But with three successful ventures on her CV, Martino was far from done. Quickly building a reputation as one of Australia’s shrewdest angel investors (Martino was one of the first backers of the Jules Lund’s incredibly successful influencer marketplace, Tribe, and has also backed Brandcrush and Deliciou), she met a young entrepreneur and former professional cricketer, named Matt Berriman, who was trying to commercialise mobile phone screen advertising.
Martino invested in the business, called Unlockd, and a year later, joined Berriman’s 15-person startup. By 2017 Martino had become chief operating officer of the business and, when Berriman stepped aside in early 2018, took over as chief executive as the business sped towards a $200 million IPO.
But just weeks before the business was due to list on the ASX, disaster struck, with Unlockd’s only distributor, Google, banning the app from the Play Store, effectively a death knell for the business. While Unlockd was successful in seeking an injunction against the global giant, the aborted IPO meant the business ran out of cash and slipped into administration before it was able to continue its action.
The collapse of Unlockd did little to stop Martino’s incredible drive; she worked with Swisse founder Radek Sali’s burgeoning Light Warrior Group and Commonwealth Bank’s x15Ventures, before creating her most recent venture, a startup in the wellness media space.
While 99% of founders are never able to raise capital, Martino has three successes to her name and may soon be adding a fourth.

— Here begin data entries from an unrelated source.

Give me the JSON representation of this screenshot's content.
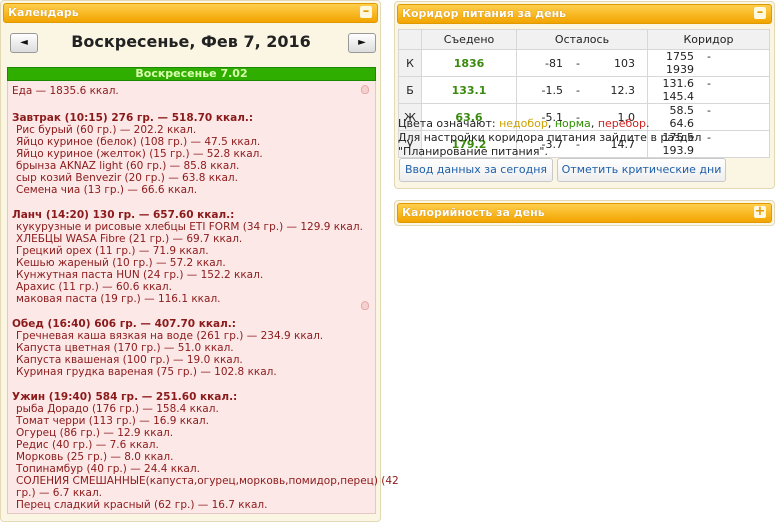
{
  "calendar": {
    "title": "Календарь",
    "toggle": "–",
    "prev": "◄",
    "next": "►",
    "date": "Воскресенье, Фев 7, 2016",
    "day_bar": "Воскресенье 7.02"
  },
  "diary": {
    "food_total": "Еда — 1835.6 ккал.",
    "meals": [
      {
        "header": "Завтрак (10:15) 276 гр. — 518.70 ккал.:",
        "items": [
          "Рис бурый (60 гр.) — 202.2 ккал.",
          "Яйцо куриное (белок) (108 гр.) — 47.5 ккал.",
          "Яйцо куриное (желток) (15 гр.) — 52.8 ккал.",
          "брынза AKNAZ light (60 гр.) — 85.8 ккал.",
          "сыр козий Benvezir (20 гр.) — 63.8 ккал.",
          "Семена чиа (13 гр.) — 66.6 ккал."
        ]
      },
      {
        "header": "Ланч (14:20) 130 гр. — 657.60 ккал.:",
        "items": [
          "кукурузные и рисовые хлебцы ETI FORM (34 гр.) — 129.9 ккал.",
          "ХЛЕБЦЫ WASA Fibre (21 гр.) — 69.7 ккал.",
          "Грецкий орех (11 гр.) — 71.9 ккал.",
          "Кешью жареный (10 гр.) — 57.2 ккал.",
          "Кунжутная паста HUN (24 гр.) — 152.2 ккал.",
          "Арахис (11 гр.) — 60.6 ккал.",
          "маковая паста (19 гр.) — 116.1 ккал."
        ]
      },
      {
        "header": "Обед (16:40) 606 гр. — 407.70 ккал.:",
        "items": [
          "Гречневая каша вязкая на воде (261 гр.) — 234.9 ккал.",
          "Капуста цветная (170 гр.) — 51.0 ккал.",
          "Капуста квашеная (100 гр.) — 19.0 ккал.",
          "Куриная грудка вареная (75 гр.) — 102.8 ккал."
        ]
      },
      {
        "header": "Ужин (19:40) 584 гр. — 251.60 ккал.:",
        "items": [
          "рыба Дорадо (176 гр.) — 158.4 ккал.",
          "Томат черри (113 гр.) — 16.9 ккал.",
          "Огурец (86 гр.) — 12.9 ккал.",
          "Редис (40 гр.) — 7.6 ккал.",
          "Морковь (25 гр.) — 8.0 ккал.",
          "Топинамбур (40 гр.) — 24.4 ккал.",
          "СОЛЕНИЯ СМЕШАННЫЕ(капуста,огурец,морковь,помидор,перец) (42",
          "гр.) — 6.7 ккал.",
          "Перец сладкий красный (62 гр.) — 16.7 ккал."
        ]
      }
    ]
  },
  "corridor": {
    "title": "Коридор питания за день",
    "toggle": "–",
    "headers": [
      "",
      "Съедено",
      "Осталось",
      "Коридор"
    ],
    "rows": [
      {
        "label": "К",
        "eaten": "1836",
        "left_min": "-81",
        "left_max": "103",
        "cor_min": "1755",
        "cor_max": "1939"
      },
      {
        "label": "Б",
        "eaten": "133.1",
        "left_min": "-1.5",
        "left_max": "12.3",
        "cor_min": "131.6",
        "cor_max": "145.4"
      },
      {
        "label": "Ж",
        "eaten": "63.6",
        "left_min": "-5.1",
        "left_max": "1.0",
        "cor_min": "58.5",
        "cor_max": "64.6"
      },
      {
        "label": "У",
        "eaten": "179.2",
        "left_min": "-3.7",
        "left_max": "14.7",
        "cor_min": "175.5",
        "cor_max": "193.9"
      }
    ],
    "dash": "-",
    "legend_prefix": "Цвета означают: ",
    "legend_under": "недобор",
    "legend_norm": "норма",
    "legend_over": "перебор",
    "sep": ", ",
    "dot": ".",
    "note": "Для настройки коридора питания зайдите в раздел \"Планирование питания\".",
    "btn_enter": "Ввод данных за сегодня",
    "btn_critical": "Отметить критические дни"
  },
  "calorie": {
    "title": "Калорийность за день",
    "toggle": "+"
  },
  "colors": {
    "header_orange": "#f2a400",
    "day_green": "#2fae00",
    "under": "#caa200",
    "norm": "#2f8f00",
    "over": "#c22222"
  }
}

Hear Martino talk about her remarkable business journey on From Zero with Adam Schwab.